The same is true with memory, and a certain amount of memory loss is a normal part of healthy aging. Perhaps you’re in your 40s, 50s, or 60s and beginning to notice it. When it's within normal range, doctors sometimes call it “physiologic” memory loss, which is a way of saying: to be expected. In fact, neuropsychologists, who often perform memory testing, have different “norms” for people of different ages — not only in measuring memory, but also for different cognitive abilities like concentration and focus.
Sometimes extensive testing will reveal measurable memory loss or other areas of lower cognitive performance, but it does not interfere with daily functioning. Experts call this MCI, or mild cognitive impairment. In general, people with MCI need more careful follow-up because they progress to dementia at a higher rate than those with normal cognitive functioning (adjusted for age). But some people with MCI, and even more with physiologic memory loss, never progress to dementia over their full lifetime.
When to Get Concerned
Simply put, memory loss is concerning when it begins to interfere with daily functioning. Here are some examples:
- Inability to perform ADLs (activities of daily living), like not being able to prepare a meal for oneself, wearing inappropriate or dirty clothing, or poor hygiene
- Finances suddenly in disarray, such as unpaid bills, delinquent charges, money not accounted for, or unusually speculative investments or purchases
- Appointments are repeatedly missed, especially important or regular ones
- Suddenly struggling with directions and getting lost on familiar routes
- Driving difficulties; think a sudden rise in fender benders or traffic tickets
- Language difficulty where the individual is no longer understandable or cannot understand you
- Uncharacteristic irritability in someone who typically has a mild disposition
- Unusual beliefs, like suspicion that someone is stealing from them, jealousy towards a spouse, or believing family members are imposters
- Uncharacteristic new impulsive behaviors, such as hypersexuality, foul language, poor manners, and extreme impatience
- Lack of insight into the fact that there may be a problem
- General errors in judgment in a previously judicious person
What to Do if You Have Concerns
If you have concerns about memory loss in yourself or a loved one, the first step is to involve a primary care doctor, who may refer you to a neurologist or a neuropsychologist for formal testing.
Be aware that many patients with early dementia are able to hide it from a physician; they can steer the conversation in ways that conceal what might be going on. Many studies suggest that physicians can be “fooled” (e.g. miss early dementia) even when they have had a longstanding relationship with the patient.
It’s also important to note that some cases of dementia, MCI, and even what appears to be Alzheimer's disease can have treatable and sometimes reversible causes. They range from medication side effects to infections, to hormonal diseases (think thyroid problems). These are all important potential causes to explore with your doctor.
Finally, Tempo Matters

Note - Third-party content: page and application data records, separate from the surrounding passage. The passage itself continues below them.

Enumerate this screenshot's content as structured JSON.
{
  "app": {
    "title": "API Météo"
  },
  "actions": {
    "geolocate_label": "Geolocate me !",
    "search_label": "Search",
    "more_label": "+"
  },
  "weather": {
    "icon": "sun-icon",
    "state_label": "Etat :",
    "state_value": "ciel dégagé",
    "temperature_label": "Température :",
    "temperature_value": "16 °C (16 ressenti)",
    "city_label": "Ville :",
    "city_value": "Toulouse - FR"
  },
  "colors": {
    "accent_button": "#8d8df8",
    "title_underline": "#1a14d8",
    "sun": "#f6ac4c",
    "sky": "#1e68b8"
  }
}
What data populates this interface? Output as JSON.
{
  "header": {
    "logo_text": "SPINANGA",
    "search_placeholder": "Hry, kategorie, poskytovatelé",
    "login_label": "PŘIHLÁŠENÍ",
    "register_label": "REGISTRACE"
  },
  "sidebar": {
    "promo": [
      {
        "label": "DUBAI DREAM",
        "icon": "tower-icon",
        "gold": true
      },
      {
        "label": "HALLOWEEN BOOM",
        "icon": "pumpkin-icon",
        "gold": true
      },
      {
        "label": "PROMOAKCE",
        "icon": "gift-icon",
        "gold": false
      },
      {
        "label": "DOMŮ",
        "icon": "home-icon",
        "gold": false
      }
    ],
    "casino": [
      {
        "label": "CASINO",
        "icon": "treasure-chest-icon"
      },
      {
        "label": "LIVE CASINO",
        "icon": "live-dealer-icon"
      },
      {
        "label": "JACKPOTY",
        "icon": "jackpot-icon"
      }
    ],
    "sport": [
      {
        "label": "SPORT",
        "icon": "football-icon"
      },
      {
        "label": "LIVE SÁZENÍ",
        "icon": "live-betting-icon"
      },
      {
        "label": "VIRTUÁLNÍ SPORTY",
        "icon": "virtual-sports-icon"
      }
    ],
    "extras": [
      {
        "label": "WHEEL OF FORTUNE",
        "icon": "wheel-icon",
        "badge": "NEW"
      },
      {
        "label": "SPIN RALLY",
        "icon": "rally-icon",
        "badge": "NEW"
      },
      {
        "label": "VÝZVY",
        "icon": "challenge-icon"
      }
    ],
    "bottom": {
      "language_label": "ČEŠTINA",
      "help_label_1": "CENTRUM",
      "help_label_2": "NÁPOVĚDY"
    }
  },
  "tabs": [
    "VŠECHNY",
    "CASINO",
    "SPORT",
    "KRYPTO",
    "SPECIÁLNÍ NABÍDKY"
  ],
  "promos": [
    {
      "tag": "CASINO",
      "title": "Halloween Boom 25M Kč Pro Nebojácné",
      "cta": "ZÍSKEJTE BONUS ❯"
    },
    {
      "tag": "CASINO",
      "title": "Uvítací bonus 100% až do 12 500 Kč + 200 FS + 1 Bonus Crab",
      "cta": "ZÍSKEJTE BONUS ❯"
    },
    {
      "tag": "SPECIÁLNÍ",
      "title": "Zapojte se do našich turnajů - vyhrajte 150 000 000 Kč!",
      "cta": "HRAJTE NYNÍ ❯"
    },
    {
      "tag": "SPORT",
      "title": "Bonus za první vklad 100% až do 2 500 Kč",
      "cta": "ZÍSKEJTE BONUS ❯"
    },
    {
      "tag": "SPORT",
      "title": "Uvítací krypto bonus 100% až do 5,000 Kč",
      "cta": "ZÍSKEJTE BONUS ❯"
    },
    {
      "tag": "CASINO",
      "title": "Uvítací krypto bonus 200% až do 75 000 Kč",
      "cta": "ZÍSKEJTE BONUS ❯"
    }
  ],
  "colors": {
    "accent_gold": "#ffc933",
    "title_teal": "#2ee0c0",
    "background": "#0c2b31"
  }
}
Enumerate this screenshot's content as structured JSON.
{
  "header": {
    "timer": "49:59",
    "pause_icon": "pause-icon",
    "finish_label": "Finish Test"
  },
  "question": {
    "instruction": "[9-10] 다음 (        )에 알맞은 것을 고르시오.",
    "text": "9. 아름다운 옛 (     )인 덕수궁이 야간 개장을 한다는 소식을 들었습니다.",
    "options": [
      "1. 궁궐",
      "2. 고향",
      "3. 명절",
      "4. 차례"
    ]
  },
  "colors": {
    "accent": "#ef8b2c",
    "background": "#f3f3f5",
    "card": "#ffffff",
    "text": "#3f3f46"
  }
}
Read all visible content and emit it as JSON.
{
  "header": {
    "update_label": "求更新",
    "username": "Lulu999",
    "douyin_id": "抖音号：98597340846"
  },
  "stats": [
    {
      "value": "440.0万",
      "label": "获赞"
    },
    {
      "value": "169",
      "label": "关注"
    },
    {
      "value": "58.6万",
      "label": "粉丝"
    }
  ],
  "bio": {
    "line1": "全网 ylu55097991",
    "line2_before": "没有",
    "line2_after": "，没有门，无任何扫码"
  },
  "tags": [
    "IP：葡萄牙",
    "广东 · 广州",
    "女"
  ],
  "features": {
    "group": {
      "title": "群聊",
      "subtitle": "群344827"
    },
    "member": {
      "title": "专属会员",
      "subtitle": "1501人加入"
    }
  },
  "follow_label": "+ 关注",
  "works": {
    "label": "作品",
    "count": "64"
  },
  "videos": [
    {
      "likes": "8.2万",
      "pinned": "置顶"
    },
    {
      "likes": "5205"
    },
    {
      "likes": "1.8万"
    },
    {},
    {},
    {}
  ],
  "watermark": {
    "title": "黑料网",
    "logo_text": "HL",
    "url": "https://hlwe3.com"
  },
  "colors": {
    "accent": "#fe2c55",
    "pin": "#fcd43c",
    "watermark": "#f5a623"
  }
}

You should be particularly mindful of the tempo or pace of decline. Memory loss that occurs suddenly is almost always something other than dementia, which has a slow progressive course (often over years). It’s important to meet with a physician as soon as you begin to notice things to explore what may be going on.